Further enthusiasm in the valley was cemented with the announcement that, from November 3-11, 2018, the famed Indian Wells Tennis Garden (IWTG), home of the annual BNP Paribas Open, will convert 12 of its playing surfaces into 45 Pickleball courts to host the Margaritaville USAPA National Pickleball Championships.
"Seeds" of the Game
While the game has been around since the mid-1960s, pickeball's rise has, in part, been the result of a maturing tennis population; it's estimated that three-fourths of pickleball players are age 55 and older.
Enjoyed for its fast points and pace, pickleball is generally referred to as a hybrid game of ping pong, badminton and tennis, with a composite paddle as the player's tool.
Played on a badminton-sized court (20 feet by 44 feet), pickleball differs from badminton not merely in the use of a wiffle-style ball in lieu of a birdie, but with net heights of 34-inches at the center.
Akin to tennis, players serve diagonally (and underhanded) to the opposite court, with the ball required to bounce once per side before volley begins; on both sides of the net, a "non-volley zone" marks an area where players may only hit a ball after it bounces.
Singles and doubles games are both in play (though the latter is more popular), with games generally played to 11, win by two; points are only scored by the serving side.
A best-of-three sets format is the norm, with matches typically going no more than 90-minutes.
As for attire, while many players don tennis-style garb (skirts and tennis dresses are popular for women), the game's social and casual aspect proves a dressed-down affair for most.
Local Opportunities to Play
Greater Palm Springs boats a host of pickleball playing opportunities across both private clubs and public parks.
For a full list, please knock it on over to the USAPA's "Places to Play" page at: www.places2play.org
As for those courts open to all players, a Greater Palm Springs sampling offers:
Indian Wells Tennis Garden (please see below)
Fritz Burns Park
Cahuilla Hills Park
Desert Sports Center
Palm Desert Community Center
Desert Highland Unity Center
Demuth Park Community Center Indoor Gym
Rancho Mirage Community Park
The Margaritaville USAPA National Pickleball Championships (November 3-11, 2018)
Previously held across multiple sites in Arizona since 2009, the transition of the annual Margaritaville USAPA National Pickleball Championships to Greater Palm Springs should prove a boon for local enthusiasts and competitors from across the world.
The initial agreement between the Garden and United States Pickleball Assn. (USAPA) is for five years.
Evidencing the allure of the premier, single-site setting at the Indian Wells Tennis Garden, The Desert Sun newspaper reported that participant registration for the Championships reached its 2,000 player limit in one day, though updated participant numbers suggested that approximately 2,500 players will compete in the event.
The growth in the game's popularity can further be seen via the head count at last year's Championships, which, according to The Desert Sun, hosted a then-record 1,300 participants.
To welcome the world's largest pickleball tournament, played across nearly 140 different professional and amateur divisions, the IWTG has repainted a dozen of its 28 courts into 45 pickleball courts (with most of the courts transferred back to tennis after the Championships, and far in advance of the BNP, held March 4-17, 2019).
The event's Championship Court will have space for 3,000 spectators, and the tournament will also provide food, drink, vending and daily entertainment.
Attendance is free, though there is a charge to view matches on the Championship Court.
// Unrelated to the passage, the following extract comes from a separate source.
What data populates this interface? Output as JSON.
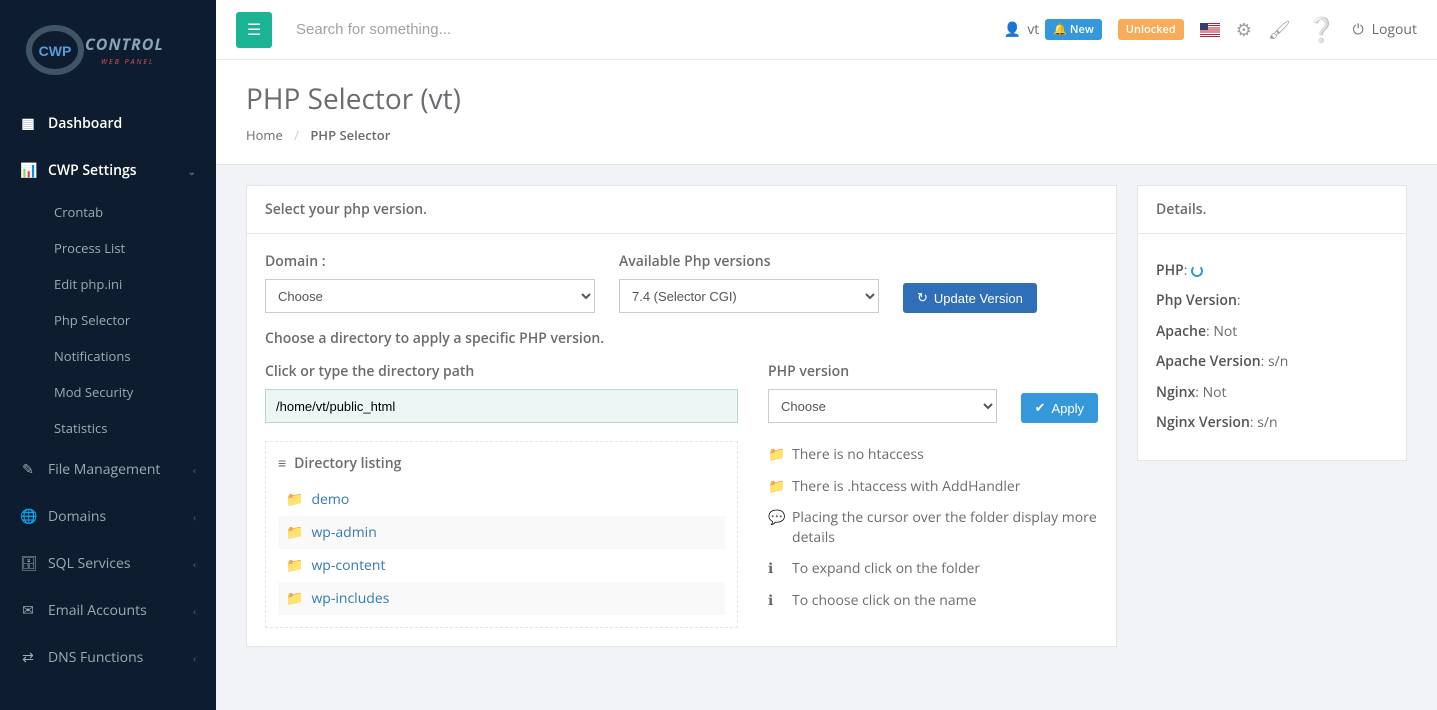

For tickets, please click here.
And for those not competing in the Championships but eager to enjoy the game amid the world-class environs, fear not, the IWTG does offer seasonal pickleball play; please click here to learn more.